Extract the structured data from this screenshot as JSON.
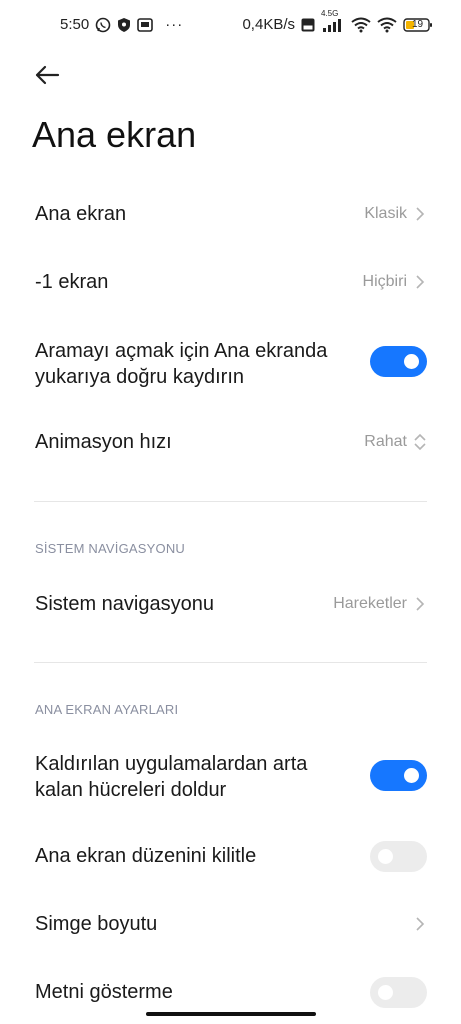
{
  "status_bar": {
    "time": "5:50",
    "ellipsis": "···",
    "net_speed": "0,4KB/s",
    "signal_label": "4.5G",
    "battery": "19"
  },
  "page": {
    "title": "Ana ekran"
  },
  "items": {
    "home_screen": {
      "label": "Ana ekran",
      "value": "Klasik"
    },
    "minus_one": {
      "label": "-1 ekran",
      "value": "Hiçbiri"
    },
    "swipe_search": {
      "label_line1": "Aramayı açmak için Ana ekranda",
      "label_line2": "yukarıya doğru kaydırın",
      "enabled": true
    },
    "animation_speed": {
      "label": "Animasyon hızı",
      "value": "Rahat"
    }
  },
  "system_nav": {
    "header": "SİSTEM NAVİGASYONU",
    "item": {
      "label": "Sistem navigasyonu",
      "value": "Hareketler"
    }
  },
  "home_settings": {
    "header": "ANA EKRAN AYARLARI",
    "fill_cells": {
      "label_line1": "Kaldırılan uygulamalardan arta",
      "label_line2": "kalan hücreleri doldur",
      "enabled": true
    },
    "lock_layout": {
      "label": "Ana ekran düzenini kilitle",
      "enabled": false
    },
    "icon_size": {
      "label": "Simge boyutu"
    },
    "hide_text": {
      "label": "Metni gösterme",
      "enabled": false
    }
  },
  "colors": {
    "accent": "#1677ff",
    "toggle_off": "#ececec",
    "muted_text": "#9a9a9a",
    "section_header": "#8a8fa0"
  }
}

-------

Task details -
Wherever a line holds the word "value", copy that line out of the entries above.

Solved problem -
      "value": "Klasik"
      "value": "Hiçbiri"
      "value": "Rahat"
      "value": "Hareketler"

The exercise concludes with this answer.